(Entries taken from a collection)
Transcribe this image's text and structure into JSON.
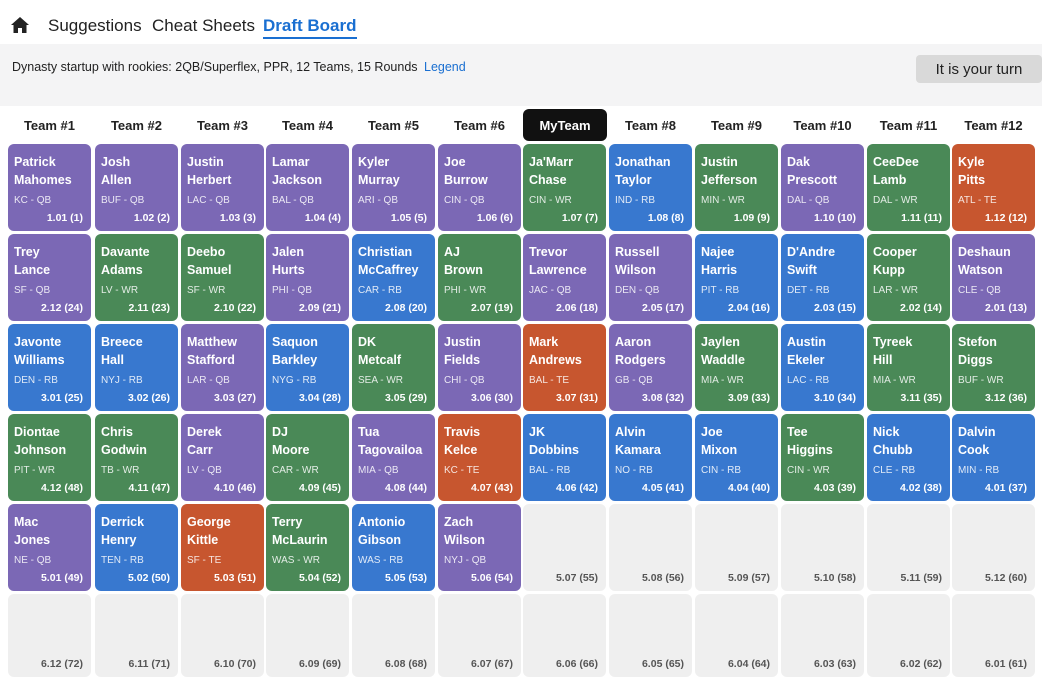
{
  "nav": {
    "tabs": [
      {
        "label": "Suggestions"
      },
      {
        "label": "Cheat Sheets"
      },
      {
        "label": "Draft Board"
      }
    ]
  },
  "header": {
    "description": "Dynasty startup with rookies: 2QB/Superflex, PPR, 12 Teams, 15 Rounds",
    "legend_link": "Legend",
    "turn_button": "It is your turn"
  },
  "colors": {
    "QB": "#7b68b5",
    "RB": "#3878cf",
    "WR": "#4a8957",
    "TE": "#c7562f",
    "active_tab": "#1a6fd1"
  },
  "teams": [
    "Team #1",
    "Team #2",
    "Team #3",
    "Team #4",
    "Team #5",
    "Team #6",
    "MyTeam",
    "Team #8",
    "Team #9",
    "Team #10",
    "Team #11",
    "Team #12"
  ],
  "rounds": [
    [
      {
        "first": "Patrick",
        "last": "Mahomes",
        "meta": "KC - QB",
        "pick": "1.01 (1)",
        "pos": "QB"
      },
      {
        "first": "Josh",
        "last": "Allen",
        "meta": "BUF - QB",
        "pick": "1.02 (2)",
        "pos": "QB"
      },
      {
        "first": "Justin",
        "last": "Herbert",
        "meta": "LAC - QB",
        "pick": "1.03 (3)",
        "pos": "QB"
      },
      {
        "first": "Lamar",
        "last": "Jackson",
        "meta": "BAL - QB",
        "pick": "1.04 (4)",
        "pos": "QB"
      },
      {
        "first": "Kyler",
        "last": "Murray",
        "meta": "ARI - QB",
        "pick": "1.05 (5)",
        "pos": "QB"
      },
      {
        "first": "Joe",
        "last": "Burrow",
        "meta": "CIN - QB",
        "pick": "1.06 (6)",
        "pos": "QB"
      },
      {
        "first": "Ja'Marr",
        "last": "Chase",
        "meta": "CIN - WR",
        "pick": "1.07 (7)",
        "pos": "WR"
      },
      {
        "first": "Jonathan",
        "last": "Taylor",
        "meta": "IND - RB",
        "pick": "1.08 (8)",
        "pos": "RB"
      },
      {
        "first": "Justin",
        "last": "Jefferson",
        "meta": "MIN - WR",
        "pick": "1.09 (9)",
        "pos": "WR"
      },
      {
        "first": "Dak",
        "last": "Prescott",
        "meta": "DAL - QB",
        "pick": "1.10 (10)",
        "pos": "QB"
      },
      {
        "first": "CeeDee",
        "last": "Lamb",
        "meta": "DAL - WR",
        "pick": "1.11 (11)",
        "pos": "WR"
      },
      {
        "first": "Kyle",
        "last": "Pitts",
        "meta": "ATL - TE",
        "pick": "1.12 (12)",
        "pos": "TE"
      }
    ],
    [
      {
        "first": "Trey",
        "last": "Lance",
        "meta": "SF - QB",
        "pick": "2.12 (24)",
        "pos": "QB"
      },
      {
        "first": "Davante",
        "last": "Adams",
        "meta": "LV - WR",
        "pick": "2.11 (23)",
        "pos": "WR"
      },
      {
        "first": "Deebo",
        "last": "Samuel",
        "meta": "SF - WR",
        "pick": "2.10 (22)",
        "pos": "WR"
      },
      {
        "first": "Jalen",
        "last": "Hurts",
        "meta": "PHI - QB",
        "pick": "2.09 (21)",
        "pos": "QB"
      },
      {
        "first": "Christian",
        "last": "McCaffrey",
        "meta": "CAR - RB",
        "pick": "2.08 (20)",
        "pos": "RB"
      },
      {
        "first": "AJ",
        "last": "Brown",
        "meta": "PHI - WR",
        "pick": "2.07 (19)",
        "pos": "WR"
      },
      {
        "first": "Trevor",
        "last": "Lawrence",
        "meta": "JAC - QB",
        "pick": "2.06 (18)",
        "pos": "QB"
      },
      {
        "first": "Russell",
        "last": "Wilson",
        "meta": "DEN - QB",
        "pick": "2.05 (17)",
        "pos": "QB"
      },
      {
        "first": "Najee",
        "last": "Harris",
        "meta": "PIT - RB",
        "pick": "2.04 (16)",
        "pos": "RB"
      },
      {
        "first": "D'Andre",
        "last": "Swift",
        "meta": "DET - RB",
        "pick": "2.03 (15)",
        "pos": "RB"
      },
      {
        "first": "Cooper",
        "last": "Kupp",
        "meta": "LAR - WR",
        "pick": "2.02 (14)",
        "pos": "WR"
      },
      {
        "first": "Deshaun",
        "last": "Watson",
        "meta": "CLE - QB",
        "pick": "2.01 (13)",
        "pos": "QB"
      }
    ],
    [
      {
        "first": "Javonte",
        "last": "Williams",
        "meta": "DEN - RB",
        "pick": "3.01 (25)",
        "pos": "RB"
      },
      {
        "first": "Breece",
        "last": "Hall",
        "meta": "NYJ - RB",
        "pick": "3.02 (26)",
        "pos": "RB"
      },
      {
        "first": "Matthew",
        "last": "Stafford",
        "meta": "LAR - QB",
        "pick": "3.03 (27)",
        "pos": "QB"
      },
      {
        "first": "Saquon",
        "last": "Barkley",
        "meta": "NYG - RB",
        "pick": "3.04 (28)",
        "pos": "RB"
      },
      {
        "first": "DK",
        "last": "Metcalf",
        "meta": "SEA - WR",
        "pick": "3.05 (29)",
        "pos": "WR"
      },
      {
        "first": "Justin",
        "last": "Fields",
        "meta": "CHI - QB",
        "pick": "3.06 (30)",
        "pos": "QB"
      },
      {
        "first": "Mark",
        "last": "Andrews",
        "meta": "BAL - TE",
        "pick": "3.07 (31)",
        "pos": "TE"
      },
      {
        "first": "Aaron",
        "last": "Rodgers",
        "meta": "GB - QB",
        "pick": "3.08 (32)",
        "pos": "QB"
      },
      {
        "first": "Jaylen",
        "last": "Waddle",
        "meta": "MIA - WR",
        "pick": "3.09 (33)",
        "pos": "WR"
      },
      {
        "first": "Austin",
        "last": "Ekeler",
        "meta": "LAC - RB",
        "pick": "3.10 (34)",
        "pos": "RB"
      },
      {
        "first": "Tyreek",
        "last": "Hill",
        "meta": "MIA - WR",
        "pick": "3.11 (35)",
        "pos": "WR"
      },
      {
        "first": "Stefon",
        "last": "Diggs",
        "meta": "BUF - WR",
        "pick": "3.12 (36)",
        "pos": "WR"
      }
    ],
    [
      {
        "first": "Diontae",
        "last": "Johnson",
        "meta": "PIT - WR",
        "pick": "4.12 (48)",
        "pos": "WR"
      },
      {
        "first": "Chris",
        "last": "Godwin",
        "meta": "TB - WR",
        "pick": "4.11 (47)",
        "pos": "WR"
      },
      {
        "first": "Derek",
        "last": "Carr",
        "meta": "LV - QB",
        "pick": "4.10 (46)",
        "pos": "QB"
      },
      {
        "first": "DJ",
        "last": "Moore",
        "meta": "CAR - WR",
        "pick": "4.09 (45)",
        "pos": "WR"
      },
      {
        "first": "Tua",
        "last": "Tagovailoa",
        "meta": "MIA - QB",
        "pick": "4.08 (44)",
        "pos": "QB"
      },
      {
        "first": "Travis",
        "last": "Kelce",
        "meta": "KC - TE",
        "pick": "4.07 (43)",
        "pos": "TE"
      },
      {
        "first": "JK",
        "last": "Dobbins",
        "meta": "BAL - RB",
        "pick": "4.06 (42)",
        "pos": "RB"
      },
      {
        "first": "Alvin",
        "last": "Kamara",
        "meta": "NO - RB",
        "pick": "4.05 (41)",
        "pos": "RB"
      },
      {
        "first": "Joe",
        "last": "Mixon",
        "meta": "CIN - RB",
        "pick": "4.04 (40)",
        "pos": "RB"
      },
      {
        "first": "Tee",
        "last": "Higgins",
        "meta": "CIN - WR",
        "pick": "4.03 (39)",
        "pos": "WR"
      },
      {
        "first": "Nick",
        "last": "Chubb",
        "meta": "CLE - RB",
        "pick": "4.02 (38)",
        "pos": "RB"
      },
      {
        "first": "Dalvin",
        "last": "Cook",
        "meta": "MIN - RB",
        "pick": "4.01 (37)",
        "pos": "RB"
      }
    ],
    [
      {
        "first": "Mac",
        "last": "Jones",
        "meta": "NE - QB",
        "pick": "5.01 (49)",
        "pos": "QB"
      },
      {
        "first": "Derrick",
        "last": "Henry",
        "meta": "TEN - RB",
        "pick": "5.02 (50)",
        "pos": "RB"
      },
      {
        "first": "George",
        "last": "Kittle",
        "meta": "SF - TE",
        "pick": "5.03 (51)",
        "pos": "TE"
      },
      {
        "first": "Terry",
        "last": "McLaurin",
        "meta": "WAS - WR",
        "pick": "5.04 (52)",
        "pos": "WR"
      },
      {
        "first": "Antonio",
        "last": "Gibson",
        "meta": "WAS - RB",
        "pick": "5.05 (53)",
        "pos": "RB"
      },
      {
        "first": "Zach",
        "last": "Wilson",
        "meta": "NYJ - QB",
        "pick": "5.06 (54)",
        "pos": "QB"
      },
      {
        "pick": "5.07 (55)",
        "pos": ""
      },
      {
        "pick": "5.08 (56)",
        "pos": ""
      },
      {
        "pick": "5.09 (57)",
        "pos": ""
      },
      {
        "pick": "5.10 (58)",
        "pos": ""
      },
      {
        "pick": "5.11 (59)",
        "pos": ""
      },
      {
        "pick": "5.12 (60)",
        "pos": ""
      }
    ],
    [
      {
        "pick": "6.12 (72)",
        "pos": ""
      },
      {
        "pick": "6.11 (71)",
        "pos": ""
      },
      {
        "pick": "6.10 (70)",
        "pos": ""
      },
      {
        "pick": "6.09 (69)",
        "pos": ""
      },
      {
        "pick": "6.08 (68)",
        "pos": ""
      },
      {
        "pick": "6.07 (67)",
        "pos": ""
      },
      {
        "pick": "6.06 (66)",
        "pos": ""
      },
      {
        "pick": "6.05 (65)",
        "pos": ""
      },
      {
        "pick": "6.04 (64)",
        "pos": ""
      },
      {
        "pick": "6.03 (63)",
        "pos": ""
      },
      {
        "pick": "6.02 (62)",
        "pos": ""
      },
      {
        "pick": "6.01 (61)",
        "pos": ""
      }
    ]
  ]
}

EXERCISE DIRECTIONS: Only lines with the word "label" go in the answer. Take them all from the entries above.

SOLUTION:
        "label": "Suggestions"
        "label": "Cheat Sheets"
        "label": "Draft Board"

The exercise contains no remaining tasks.